my brief Agile faith crisis

Filed under: Agile,workfriendly — @ 21:39
Tags: , , ,

Recently I was labelled “religious” about Agile. For a few days thereafter I agonised about whether I have taken a purist, ideological and dogmatic stance that could block innovation. Or perhaps worse still, slow people down who are getting things done. I find myself at odds with the majority. In short, a crisis of faith!

My crisis leads to questioning what could be so wrong about tailoring Agile to fit whatever the situation calls for? What could be the harm in taking the bits of Agile that suit and discarding the less well-fitted?

I turn to the gurus and sages, the Agile thought leaders. What do they have to say about which principals are essential? the fundamentals without which Agile is just not Agile? There are a few classic quotes, for instance Alistar Cockburn and Ken Schwaber’s comments about Scrum with beginners and Ken’s request not to use the Scrum brand once it has been tinkered with – Scrum as a Framework. Interestingly, deviations far from the fundamentals are labelled “Smells”. Here are a few examples: Loss of Rhythm; Missing Pigs. It’s worth making the time to watch this presentation about Scrum at Google, in which these fundamentals stand out.

There may be some gains in taking parts of Agile and these might get things done. Equally there could be side-effects that build up and make people less efficient (I’ve witnessed this in action). Besides the possibility of unwanted byproducts, there’s the missed opportunity! Agile when implemented with all it’s fundamentals in-place is designed to show up weaknesses early. Done properly it highlights what a whole organisation needs to change to make itself better. It is “the canary in a coal mine“. If we only take the bits that “get things done” we only maintain the status quo, or more likely we build a legacy that slowly chokes our organisation.

In the end, as a self-styled Agile evangelist, it comes down to communication. More precisely, presentation of the message in such a way that it is palatable, without loosing it’s nutritional value – Agile seasoned with salt. Timing too, not when the appetite is present, because those on milk may feel satisfied, but timing in the sense of a gradual transition to solid food.

A common failing of those with a sense of strong faith is to couple it with a sense of elevation and even superiority over the unbelievers. Of course this polarises and alienates. A further failing then often follows, namely extremism. This characterises absolute failure! Destructive rather than the desired constructive outcome. Alienating rather than contributing. To be avoided at all costs.

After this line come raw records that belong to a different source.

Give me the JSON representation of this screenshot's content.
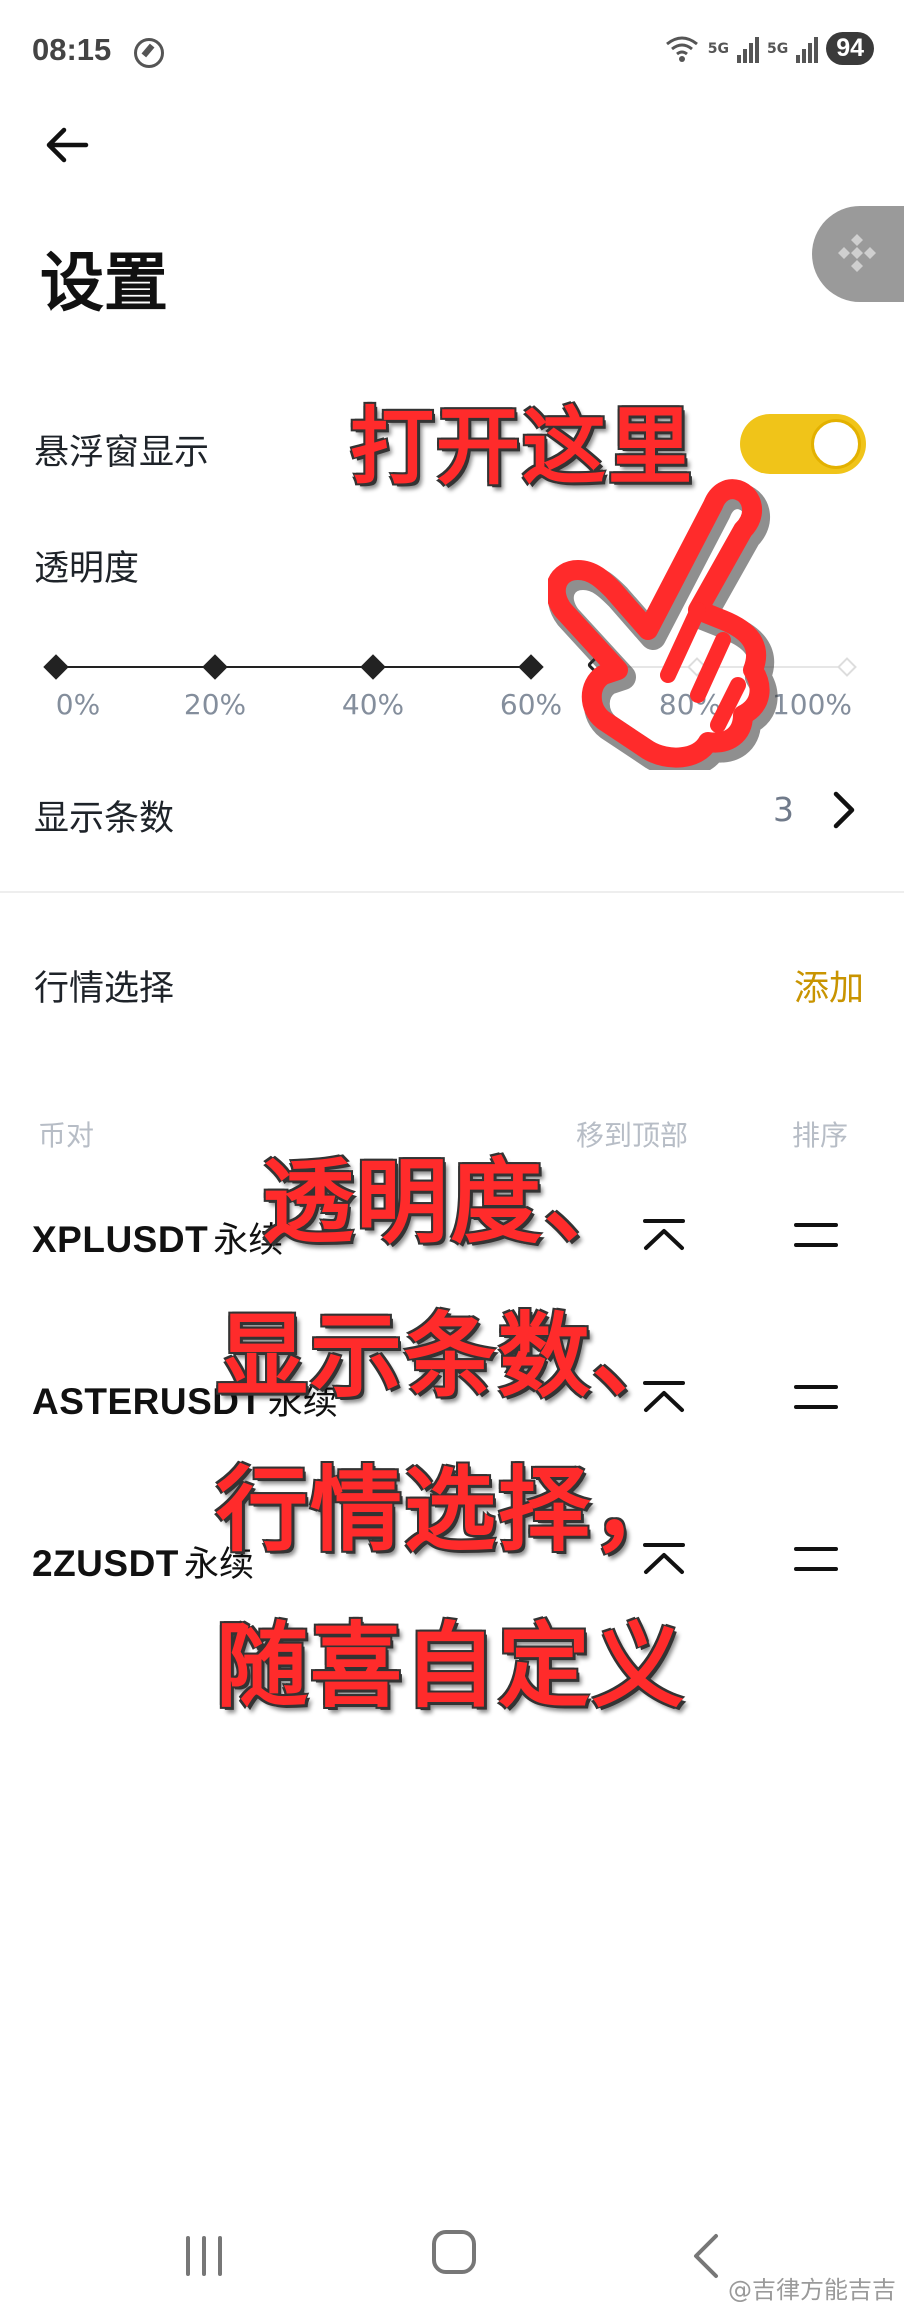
{
  "status": {
    "time": "08:15",
    "sig1": "5G",
    "sig2": "5G",
    "battery": "94"
  },
  "header": {
    "title": "设置"
  },
  "floating_window": {
    "label": "悬浮窗显示",
    "enabled": true
  },
  "opacity": {
    "label": "透明度",
    "ticks": [
      "0%",
      "20%",
      "40%",
      "60%",
      "80%",
      "100%"
    ],
    "value_percent": 70
  },
  "display_count": {
    "label": "显示条数",
    "value": "3"
  },
  "market": {
    "label": "行情选择",
    "add_label": "添加",
    "col_pair": "币对",
    "col_to_top": "移到顶部",
    "col_sort": "排序",
    "rows": [
      {
        "name": "XPLUSDT",
        "type": "永续"
      },
      {
        "name": "ASTERUSDT",
        "type": "永续"
      },
      {
        "name": "2ZUSDT",
        "type": "永续"
      }
    ]
  },
  "annotations": {
    "open_here": "打开这里",
    "line1": "透明度、",
    "line2": "显示条数、",
    "line3": "行情选择，",
    "line4": "随喜自定义"
  },
  "watermark": "@吉律方能吉吉",
  "colors": {
    "accent": "#F0C419",
    "link": "#C99400",
    "annotation": "#FF2B2B"
  }
}
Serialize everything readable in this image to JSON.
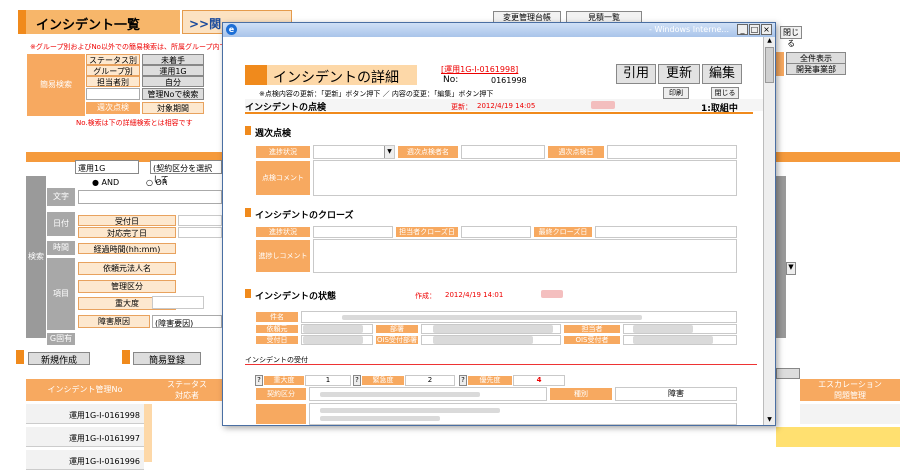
{
  "bg": {
    "page_title": "インシデント一覧",
    "nav_link": ">>関",
    "tabs": [
      "変更管理台帳",
      "見積一覧"
    ],
    "close_label": "閉じる",
    "note1": "※グループ別およびNo以外での簡易検索は、所属グループ内での検索",
    "note2": "No.検索は下の詳細検索とは相容です",
    "quick_search_label": "簡易検索",
    "quick_rows": [
      "ステータス別",
      "グループ別",
      "担当者別"
    ],
    "quick_values": [
      "未着手",
      "運用1G",
      "自分"
    ],
    "admin_search_btn": "管理Noで検索",
    "weekly_check": "週次点検",
    "target_period": "対象期間",
    "right_buttons": [
      "全件表示",
      "開発事業部"
    ],
    "select_group": "運用1G",
    "select_contract": "(契約区分を選択して",
    "radio_and": "AND",
    "radio_or": "OR",
    "search_side_label": "検索",
    "row_labels": [
      "文字",
      "日付",
      "時間",
      "項目",
      "G固有"
    ],
    "date_rows": [
      "受付日",
      "対応完了日"
    ],
    "time_row": "経過時間(hh:mm)",
    "item_rows": [
      "依頼元法人名",
      "管理区分",
      "重大度",
      "障害原因"
    ],
    "fault_cause_value": "(障害要因)",
    "new_button": "新規作成",
    "simple_reg_button": "簡易登録",
    "col_incident_no": "インシデント管理No",
    "col_status": "ステータス",
    "col_handler": "対応者",
    "col_escalation": "エスカレーション",
    "col_problem": "問題管理",
    "rows": [
      "運用1G-I-0161998",
      "運用1G-I-0161997",
      "運用1G-I-0161996"
    ]
  },
  "popup": {
    "window_title": "- Windows Interne...",
    "title": "インシデントの詳細",
    "incident_id": "[運用1G-I-0161998]",
    "no_label": "No:",
    "no_value": "0161998",
    "btn_quote": "引用",
    "btn_update": "更新",
    "btn_edit": "編集",
    "btn_print": "印刷",
    "btn_close": "閉じる",
    "instruction": "※点検内容の更新：「更新」ボタン押下 ／ 内容の変更：「編集」ボタン押下",
    "check_section": "インシデントの点検",
    "updated_label": "更新：",
    "updated_value": "2012/4/19 14:05",
    "status_right": "1:取組中",
    "weekly_section": "週次点検",
    "weekly_labels": [
      "進捗状況",
      "週次点検者名",
      "週次点検日"
    ],
    "check_comment": "点検コメント",
    "close_section": "インシデントのクローズ",
    "close_labels": [
      "進捗状況",
      "担当者クローズ日",
      "最終クローズ日"
    ],
    "progress_comment": "進捗しコメント",
    "state_section": "インシデントの状態",
    "created_label": "作成：",
    "created_value": "2012/4/19 14:01",
    "state_labels": [
      "件名",
      "依頼元",
      "部署",
      "担当者",
      "受付日",
      "OIS受付部署",
      "OIS受付者"
    ],
    "receipt_section": "インシデントの受付",
    "severity_label": "重大度",
    "severity_value": "1",
    "urgency_label": "緊急度",
    "urgency_value": "2",
    "priority_label": "優先度",
    "priority_value": "4",
    "contract_label": "契約区分",
    "type_label": "種別",
    "type_value": "障害"
  }
}
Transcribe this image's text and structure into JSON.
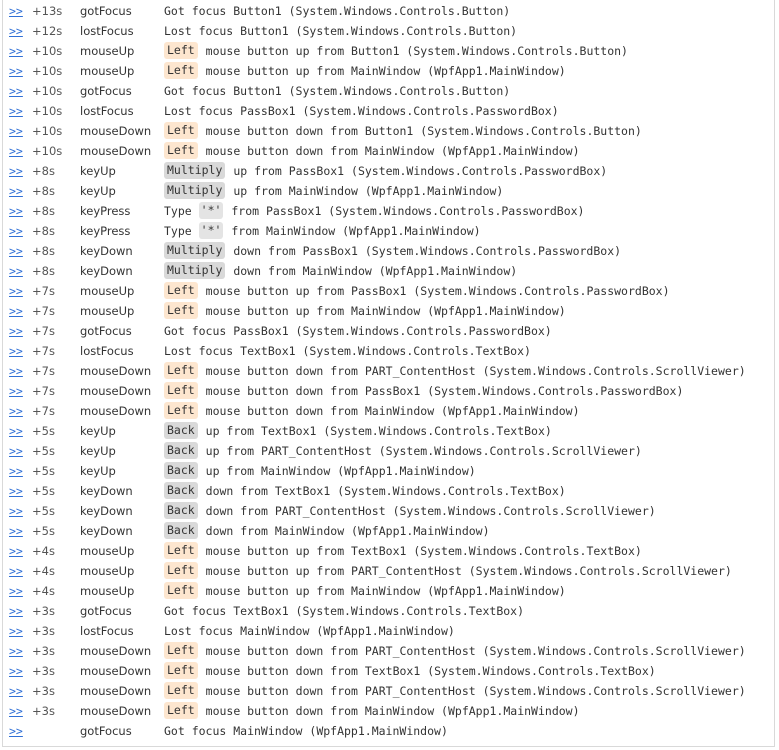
{
  "link_text": ">>",
  "colors": {
    "link": "#2f6fd6",
    "mouse_badge": "#fde6cf",
    "key_badge": "#d9d9d9",
    "border": "#d9d9d9"
  },
  "rows": [
    {
      "time": "+13s",
      "event": "gotFocus",
      "pre": "",
      "badge": "",
      "badge_kind": "",
      "text": "Got focus Button1 (System.Windows.Controls.Button)"
    },
    {
      "time": "+12s",
      "event": "lostFocus",
      "pre": "",
      "badge": "",
      "badge_kind": "",
      "text": "Lost focus Button1 (System.Windows.Controls.Button)"
    },
    {
      "time": "+10s",
      "event": "mouseUp",
      "pre": "",
      "badge": "Left",
      "badge_kind": "mouse",
      "text": "mouse button up from Button1 (System.Windows.Controls.Button)"
    },
    {
      "time": "+10s",
      "event": "mouseUp",
      "pre": "",
      "badge": "Left",
      "badge_kind": "mouse",
      "text": "mouse button up from MainWindow (WpfApp1.MainWindow)"
    },
    {
      "time": "+10s",
      "event": "gotFocus",
      "pre": "",
      "badge": "",
      "badge_kind": "",
      "text": "Got focus Button1 (System.Windows.Controls.Button)"
    },
    {
      "time": "+10s",
      "event": "lostFocus",
      "pre": "",
      "badge": "",
      "badge_kind": "",
      "text": "Lost focus PassBox1 (System.Windows.Controls.PasswordBox)"
    },
    {
      "time": "+10s",
      "event": "mouseDown",
      "pre": "",
      "badge": "Left",
      "badge_kind": "mouse",
      "text": "mouse button down from Button1 (System.Windows.Controls.Button)"
    },
    {
      "time": "+10s",
      "event": "mouseDown",
      "pre": "",
      "badge": "Left",
      "badge_kind": "mouse",
      "text": "mouse button down from MainWindow (WpfApp1.MainWindow)"
    },
    {
      "time": "+8s",
      "event": "keyUp",
      "pre": "",
      "badge": "Multiply",
      "badge_kind": "key",
      "text": "up from PassBox1 (System.Windows.Controls.PasswordBox)"
    },
    {
      "time": "+8s",
      "event": "keyUp",
      "pre": "",
      "badge": "Multiply",
      "badge_kind": "key",
      "text": "up from MainWindow (WpfApp1.MainWindow)"
    },
    {
      "time": "+8s",
      "event": "keyPress",
      "pre": "Type",
      "badge": "'*'",
      "badge_kind": "char",
      "text": "from PassBox1 (System.Windows.Controls.PasswordBox)"
    },
    {
      "time": "+8s",
      "event": "keyPress",
      "pre": "Type",
      "badge": "'*'",
      "badge_kind": "char",
      "text": "from MainWindow (WpfApp1.MainWindow)"
    },
    {
      "time": "+8s",
      "event": "keyDown",
      "pre": "",
      "badge": "Multiply",
      "badge_kind": "key",
      "text": "down from PassBox1 (System.Windows.Controls.PasswordBox)"
    },
    {
      "time": "+8s",
      "event": "keyDown",
      "pre": "",
      "badge": "Multiply",
      "badge_kind": "key",
      "text": "down from MainWindow (WpfApp1.MainWindow)"
    },
    {
      "time": "+7s",
      "event": "mouseUp",
      "pre": "",
      "badge": "Left",
      "badge_kind": "mouse",
      "text": "mouse button up from PassBox1 (System.Windows.Controls.PasswordBox)"
    },
    {
      "time": "+7s",
      "event": "mouseUp",
      "pre": "",
      "badge": "Left",
      "badge_kind": "mouse",
      "text": "mouse button up from MainWindow (WpfApp1.MainWindow)"
    },
    {
      "time": "+7s",
      "event": "gotFocus",
      "pre": "",
      "badge": "",
      "badge_kind": "",
      "text": "Got focus PassBox1 (System.Windows.Controls.PasswordBox)"
    },
    {
      "time": "+7s",
      "event": "lostFocus",
      "pre": "",
      "badge": "",
      "badge_kind": "",
      "text": "Lost focus TextBox1 (System.Windows.Controls.TextBox)"
    },
    {
      "time": "+7s",
      "event": "mouseDown",
      "pre": "",
      "badge": "Left",
      "badge_kind": "mouse",
      "text": "mouse button down from PART_ContentHost (System.Windows.Controls.ScrollViewer)"
    },
    {
      "time": "+7s",
      "event": "mouseDown",
      "pre": "",
      "badge": "Left",
      "badge_kind": "mouse",
      "text": "mouse button down from PassBox1 (System.Windows.Controls.PasswordBox)"
    },
    {
      "time": "+7s",
      "event": "mouseDown",
      "pre": "",
      "badge": "Left",
      "badge_kind": "mouse",
      "text": "mouse button down from MainWindow (WpfApp1.MainWindow)"
    },
    {
      "time": "+5s",
      "event": "keyUp",
      "pre": "",
      "badge": "Back",
      "badge_kind": "key",
      "text": "up from TextBox1 (System.Windows.Controls.TextBox)"
    },
    {
      "time": "+5s",
      "event": "keyUp",
      "pre": "",
      "badge": "Back",
      "badge_kind": "key",
      "text": "up from PART_ContentHost (System.Windows.Controls.ScrollViewer)"
    },
    {
      "time": "+5s",
      "event": "keyUp",
      "pre": "",
      "badge": "Back",
      "badge_kind": "key",
      "text": "up from MainWindow (WpfApp1.MainWindow)"
    },
    {
      "time": "+5s",
      "event": "keyDown",
      "pre": "",
      "badge": "Back",
      "badge_kind": "key",
      "text": "down from TextBox1 (System.Windows.Controls.TextBox)"
    },
    {
      "time": "+5s",
      "event": "keyDown",
      "pre": "",
      "badge": "Back",
      "badge_kind": "key",
      "text": "down from PART_ContentHost (System.Windows.Controls.ScrollViewer)"
    },
    {
      "time": "+5s",
      "event": "keyDown",
      "pre": "",
      "badge": "Back",
      "badge_kind": "key",
      "text": "down from MainWindow (WpfApp1.MainWindow)"
    },
    {
      "time": "+4s",
      "event": "mouseUp",
      "pre": "",
      "badge": "Left",
      "badge_kind": "mouse",
      "text": "mouse button up from TextBox1 (System.Windows.Controls.TextBox)"
    },
    {
      "time": "+4s",
      "event": "mouseUp",
      "pre": "",
      "badge": "Left",
      "badge_kind": "mouse",
      "text": "mouse button up from PART_ContentHost (System.Windows.Controls.ScrollViewer)"
    },
    {
      "time": "+4s",
      "event": "mouseUp",
      "pre": "",
      "badge": "Left",
      "badge_kind": "mouse",
      "text": "mouse button up from MainWindow (WpfApp1.MainWindow)"
    },
    {
      "time": "+3s",
      "event": "gotFocus",
      "pre": "",
      "badge": "",
      "badge_kind": "",
      "text": "Got focus TextBox1 (System.Windows.Controls.TextBox)"
    },
    {
      "time": "+3s",
      "event": "lostFocus",
      "pre": "",
      "badge": "",
      "badge_kind": "",
      "text": "Lost focus MainWindow (WpfApp1.MainWindow)"
    },
    {
      "time": "+3s",
      "event": "mouseDown",
      "pre": "",
      "badge": "Left",
      "badge_kind": "mouse",
      "text": "mouse button down from PART_ContentHost (System.Windows.Controls.ScrollViewer)"
    },
    {
      "time": "+3s",
      "event": "mouseDown",
      "pre": "",
      "badge": "Left",
      "badge_kind": "mouse",
      "text": "mouse button down from TextBox1 (System.Windows.Controls.TextBox)"
    },
    {
      "time": "+3s",
      "event": "mouseDown",
      "pre": "",
      "badge": "Left",
      "badge_kind": "mouse",
      "text": "mouse button down from PART_ContentHost (System.Windows.Controls.ScrollViewer)"
    },
    {
      "time": "+3s",
      "event": "mouseDown",
      "pre": "",
      "badge": "Left",
      "badge_kind": "mouse",
      "text": "mouse button down from MainWindow (WpfApp1.MainWindow)"
    },
    {
      "time": "",
      "event": "gotFocus",
      "pre": "",
      "badge": "",
      "badge_kind": "",
      "text": "Got focus MainWindow (WpfApp1.MainWindow)"
    }
  ]
}
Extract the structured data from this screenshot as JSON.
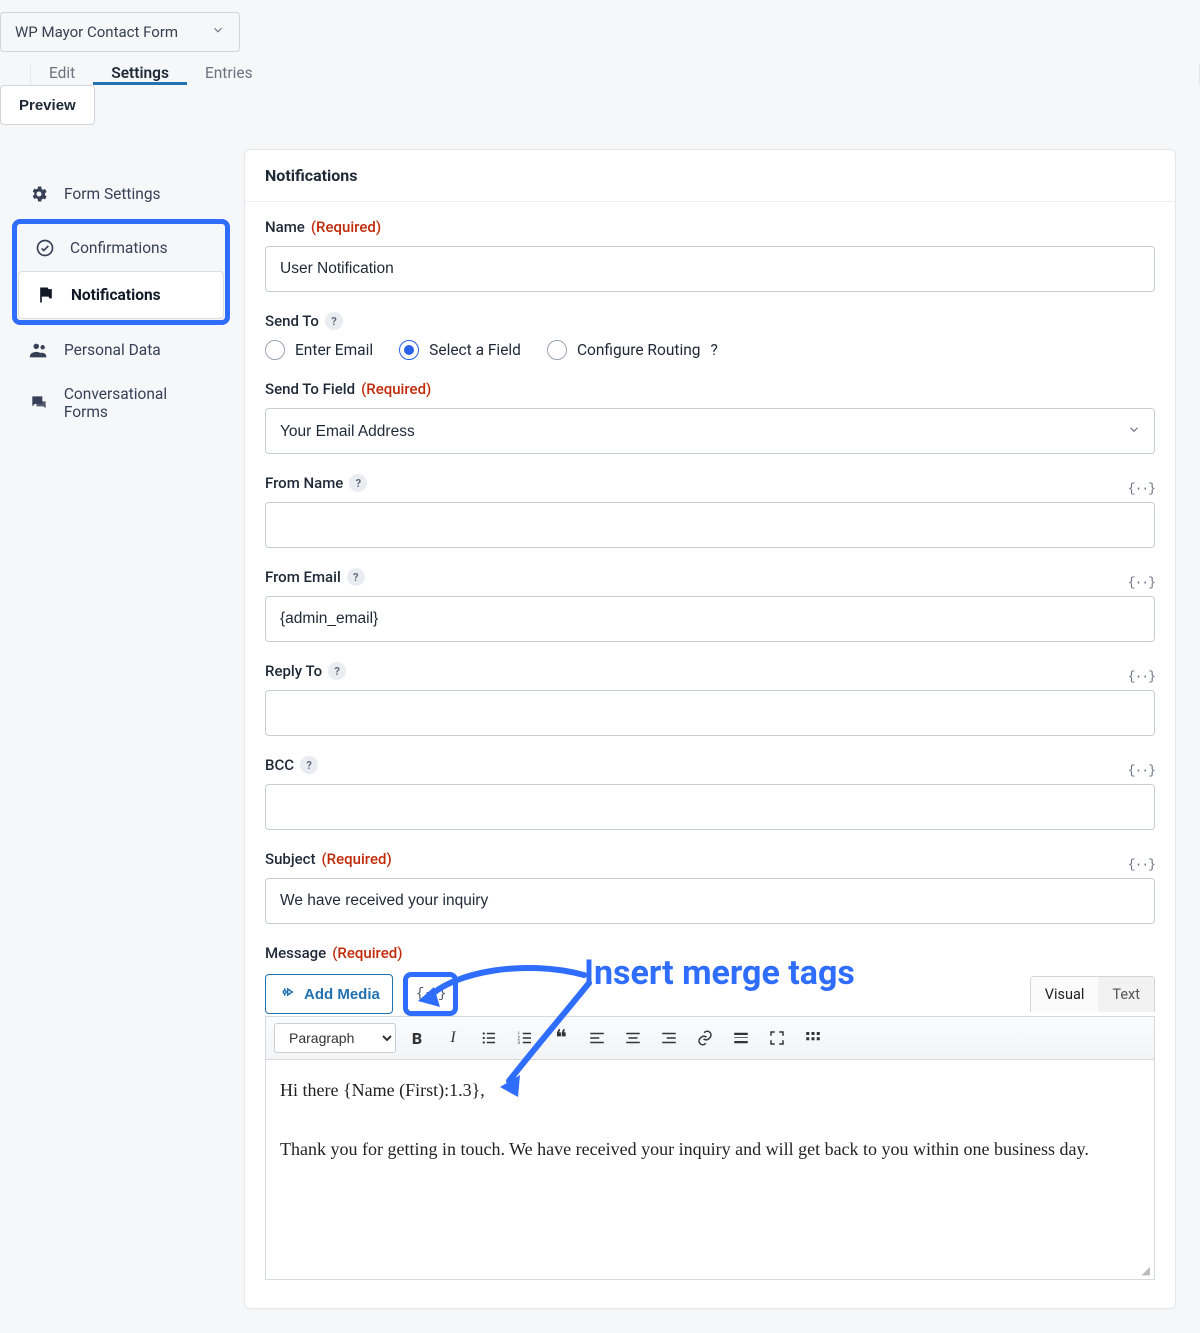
{
  "topbar": {
    "form_selector_label": "WP Mayor Contact Form",
    "tabs": {
      "edit": "Edit",
      "settings": "Settings",
      "entries": "Entries"
    },
    "preview": "Preview"
  },
  "sidebar": {
    "items": [
      {
        "label": "Form Settings",
        "icon": "gear"
      },
      {
        "label": "Confirmations",
        "icon": "check-circle"
      },
      {
        "label": "Notifications",
        "icon": "flag"
      },
      {
        "label": "Personal Data",
        "icon": "people"
      },
      {
        "label": "Conversational Forms",
        "icon": "chat"
      }
    ]
  },
  "panel": {
    "heading": "Notifications",
    "name_label": "Name",
    "required": "(Required)",
    "name_value": "User Notification",
    "send_to_label": "Send To",
    "send_to_options": {
      "enter_email": "Enter Email",
      "select_field": "Select a Field",
      "configure_routing": "Configure Routing"
    },
    "send_to_field_label": "Send To Field",
    "send_to_field_value": "Your Email Address",
    "from_name_label": "From Name",
    "from_name_value": "",
    "from_email_label": "From Email",
    "from_email_value": "{admin_email}",
    "reply_to_label": "Reply To",
    "reply_to_value": "",
    "bcc_label": "BCC",
    "bcc_value": "",
    "subject_label": "Subject",
    "subject_value": "We have received your inquiry",
    "message_label": "Message",
    "add_media": "Add Media",
    "mode_visual": "Visual",
    "mode_text": "Text",
    "format_dd": "Paragraph",
    "editor_text": "Hi there {Name (First):1.3},\n\nThank you for getting in touch. We have received your inquiry and will get back to you within one business day."
  },
  "annotation": {
    "text": "Insert merge tags"
  },
  "glyphs": {
    "merge": "{··}",
    "help": "?",
    "chevron": "⌄"
  }
}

No, more than that: it demands reevaluation; readjustment.

In short, I have learnt from the experience. I’ve learnt that I need to make changes myself, and at the same time maintain my firmly held belief. My confident belief that the rewards of the narrow road outweigh the comforts of the broad. Wow, it’s remarkable how many religious metaphors this blog led to – ok, I’m religious about Agile, but I’m keenly aware of the need not to alienate and to collaborate allowing time for growth when we can reap the benefits together.



  1. David,

    Agreed. For me there is little argument against the benefits of agile. Indeed, as you know, I am one who believes that it can be applied in any situation. The key is to keep ones mind on the ultimate objective, to become more agile. Unfortunately, particularly in large organisations, it would require too great a leap of faith. Therefore a first step approach needs to be considered.

    I look to focus on the war, the odd battle lost on the way will seem less significant later on.

    Glad I read this :O)


    Comment by Paul Holbrook — 2010-12-22 @ 16:08

  2. Whatever the benefits of the various Agile techniques and based on personal experience I believe they do exist to varing degrees across the various techniques, the reason you have had a crisis of faith is because you do come across as a true believer in Agile.

    In the world of software development if not business in general, there is really no place for religious belief because it conflicts for the need to take a pragmatic approach actually deliver because thedomain is riven with uncertainty and lacking much in the way of scientific laws.

    I think if you look again at the Agile manifesto you see a underlying theme of pragmatism, rather than zealotry.

    The mere fact you talk about a “crisis of faith” and rely on arguments based on authority (the holy writ of Alistar Cockburn and co) rather than argument based on logical or empirical evidence show that your “crisis of faith” is actually a good thing and derives from your own inate intelligence and common sense.

    Sadly the most religious comment in your blog is the reference to canaries,

    “Done properly it highlights what a whole organisation needs to change to make itself better. It is “the canary in a coal mine“.

    This is so much like the thinking of many religious cults, we are the true believers and the rest of the world doesn’t accept us or works against our true faith because we they are unworthy.

    Comment by Godfrey de Zilla — 2010-12-23 @ 10:13

    • I’m pleased to see my blog attracted some insightful comments. These reaffirm my ratiocination that I should avoid zealotry which only serves to alienate. Equally I believe in maintaining a strong feeling of the value of strategic vision in proper balance with the tactical here and now.

      Comment by savaged — 2010-12-23 @ 12:12

RSS feed for comments on this post.

Blog at

%d bloggers like this: